→ **WHAT THE TASK ASKS**:
What is wanted is an exact copy of all the entries.

→ **EXCERPTED RECORDS**:
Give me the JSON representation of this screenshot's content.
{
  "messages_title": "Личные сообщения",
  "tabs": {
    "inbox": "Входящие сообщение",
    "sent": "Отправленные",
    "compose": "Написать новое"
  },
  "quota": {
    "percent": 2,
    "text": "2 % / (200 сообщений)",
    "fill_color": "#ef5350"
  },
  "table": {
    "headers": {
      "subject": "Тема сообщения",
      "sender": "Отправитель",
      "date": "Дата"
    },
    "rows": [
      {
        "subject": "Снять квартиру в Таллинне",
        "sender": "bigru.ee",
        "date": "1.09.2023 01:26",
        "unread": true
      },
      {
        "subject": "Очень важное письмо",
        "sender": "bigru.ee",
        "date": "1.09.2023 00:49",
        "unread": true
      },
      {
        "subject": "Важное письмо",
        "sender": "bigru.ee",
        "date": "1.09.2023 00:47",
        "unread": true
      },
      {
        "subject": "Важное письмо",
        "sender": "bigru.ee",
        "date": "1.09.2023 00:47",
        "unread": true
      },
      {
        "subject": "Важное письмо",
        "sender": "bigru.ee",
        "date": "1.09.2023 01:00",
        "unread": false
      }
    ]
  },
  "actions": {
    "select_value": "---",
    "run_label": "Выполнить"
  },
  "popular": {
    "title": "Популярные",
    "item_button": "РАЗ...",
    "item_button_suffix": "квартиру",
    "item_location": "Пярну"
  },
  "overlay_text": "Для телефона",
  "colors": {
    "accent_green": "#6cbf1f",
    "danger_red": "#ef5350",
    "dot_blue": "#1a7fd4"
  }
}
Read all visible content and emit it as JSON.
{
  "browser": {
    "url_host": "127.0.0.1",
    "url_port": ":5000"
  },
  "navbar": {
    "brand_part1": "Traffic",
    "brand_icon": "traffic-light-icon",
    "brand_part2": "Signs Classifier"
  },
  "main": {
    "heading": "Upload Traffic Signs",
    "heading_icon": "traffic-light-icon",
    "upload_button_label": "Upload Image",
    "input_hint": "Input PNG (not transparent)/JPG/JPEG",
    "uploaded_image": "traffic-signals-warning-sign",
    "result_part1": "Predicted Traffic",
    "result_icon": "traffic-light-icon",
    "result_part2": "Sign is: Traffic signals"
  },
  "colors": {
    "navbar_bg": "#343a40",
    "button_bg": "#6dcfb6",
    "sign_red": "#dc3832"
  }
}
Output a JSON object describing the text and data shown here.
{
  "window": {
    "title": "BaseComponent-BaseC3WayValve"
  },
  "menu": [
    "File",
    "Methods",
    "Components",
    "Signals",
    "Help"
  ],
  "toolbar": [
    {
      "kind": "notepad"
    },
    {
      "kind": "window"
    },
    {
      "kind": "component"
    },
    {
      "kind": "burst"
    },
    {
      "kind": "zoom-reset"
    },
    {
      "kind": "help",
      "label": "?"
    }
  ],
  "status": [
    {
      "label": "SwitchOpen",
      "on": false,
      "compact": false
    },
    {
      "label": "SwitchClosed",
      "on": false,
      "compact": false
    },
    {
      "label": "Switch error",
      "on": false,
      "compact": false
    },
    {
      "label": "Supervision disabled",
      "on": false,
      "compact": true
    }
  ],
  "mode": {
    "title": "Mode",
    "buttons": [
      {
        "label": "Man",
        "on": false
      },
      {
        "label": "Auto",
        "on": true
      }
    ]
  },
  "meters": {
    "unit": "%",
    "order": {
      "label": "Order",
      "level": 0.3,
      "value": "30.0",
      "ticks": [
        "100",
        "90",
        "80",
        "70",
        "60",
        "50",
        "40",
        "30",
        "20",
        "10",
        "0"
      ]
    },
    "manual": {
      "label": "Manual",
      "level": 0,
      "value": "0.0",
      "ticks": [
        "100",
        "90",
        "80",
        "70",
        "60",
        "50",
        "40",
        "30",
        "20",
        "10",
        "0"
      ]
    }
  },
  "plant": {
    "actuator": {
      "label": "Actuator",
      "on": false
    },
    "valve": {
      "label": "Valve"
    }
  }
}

→ **ANSWER TO THE PROBLEM**:
Give me the JSON representation of this screenshot's content.
{
  "messages_title": "Личные сообщения",
  "tabs": {
    "inbox": "Входящие сообщение",
    "sent": "Отправленные",
    "compose": "Написать новое"
  },
  "quota": {
    "percent": 2,
    "text": "2 % / (200 сообщений)",
    "fill_color": "#ef5350"
  },
  "table": {
    "headers": {
      "subject": "Тема сообщения",
      "sender": "Отправитель",
      "date": "Дата"
    },
    "rows": [
      {
        "subject": "Снять квартиру в Таллинне",
        "sender": "bigru.ee",
        "date": "1.09.2023 01:26",
        "unread": true
      },
      {
        "subject": "Очень важное письмо",
        "sender": "bigru.ee",
        "date": "1.09.2023 00:49",
        "unread": true
      },
      {
        "subject": "Важное письмо",
        "sender": "bigru.ee",
        "date": "1.09.2023 00:47",
        "unread": true
      },
      {
        "subject": "Важное письмо",
        "sender": "bigru.ee",
        "date": "1.09.2023 00:47",
        "unread": true
      },
      {
        "subject": "Важное письмо",
        "sender": "bigru.ee",
        "date": "1.09.2023 01:00",
        "unread": false
      }
    ]
  },
  "actions": {
    "select_value": "---",
    "run_label": "Выполнить"
  },
  "popular": {
    "title": "Популярные",
    "item_button": "РАЗ...",
    "item_button_suffix": "квартиру",
    "item_location": "Пярну"
  },
  "overlay_text": "Для телефона",
  "colors": {
    "accent_green": "#6cbf1f",
    "danger_red": "#ef5350",
    "dot_blue": "#1a7fd4"
  }
}
Read all visible content and emit it as JSON.
{
  "browser": {
    "url_host": "127.0.0.1",
    "url_port": ":5000"
  },
  "navbar": {
    "brand_part1": "Traffic",
    "brand_icon": "traffic-light-icon",
    "brand_part2": "Signs Classifier"
  },
  "main": {
    "heading": "Upload Traffic Signs",
    "heading_icon": "traffic-light-icon",
    "upload_button_label": "Upload Image",
    "input_hint": "Input PNG (not transparent)/JPG/JPEG",
    "uploaded_image": "traffic-signals-warning-sign",
    "result_part1": "Predicted Traffic",
    "result_icon": "traffic-light-icon",
    "result_part2": "Sign is: Traffic signals"
  },
  "colors": {
    "navbar_bg": "#343a40",
    "button_bg": "#6dcfb6",
    "sign_red": "#dc3832"
  }
}
Output a JSON object describing the text and data shown here.
{
  "window": {
    "title": "BaseComponent-BaseC3WayValve"
  },
  "menu": [
    "File",
    "Methods",
    "Components",
    "Signals",
    "Help"
  ],
  "toolbar": [
    {
      "kind": "notepad"
    },
    {
      "kind": "window"
    },
    {
      "kind": "component"
    },
    {
      "kind": "burst"
    },
    {
      "kind": "zoom-reset"
    },
    {
      "kind": "help",
      "label": "?"
    }
  ],
  "status": [
    {
      "label": "SwitchOpen",
      "on": false,
      "compact": false
    },
    {
      "label": "SwitchClosed",
      "on": false,
      "compact": false
    },
    {
      "label": "Switch error",
      "on": false,
      "compact": false
    },
    {
      "label": "Supervision disabled",
      "on": false,
      "compact": true
    }
  ],
  "mode": {
    "title": "Mode",
    "buttons": [
      {
        "label": "Man",
        "on": false
      },
      {
        "label": "Auto",
        "on": true
      }
    ]
  },
  "meters": {
    "unit": "%",
    "order": {
      "label": "Order",
      "level": 0.3,
      "value": "30.0",
      "ticks": [
        "100",
        "90",
        "80",
        "70",
        "60",
        "50",
        "40",
        "30",
        "20",
        "10",
        "0"
      ]
    },
    "manual": {
      "label": "Manual",
      "level": 0,
      "value": "0.0",
      "ticks": [
        "100",
        "90",
        "80",
        "70",
        "60",
        "50",
        "40",
        "30",
        "20",
        "10",
        "0"
      ]
    }
  },
  "plant": {
    "actuator": {
      "label": "Actuator",
      "on": false
    },
    "valve": {
      "label": "Valve"
    }
  }
}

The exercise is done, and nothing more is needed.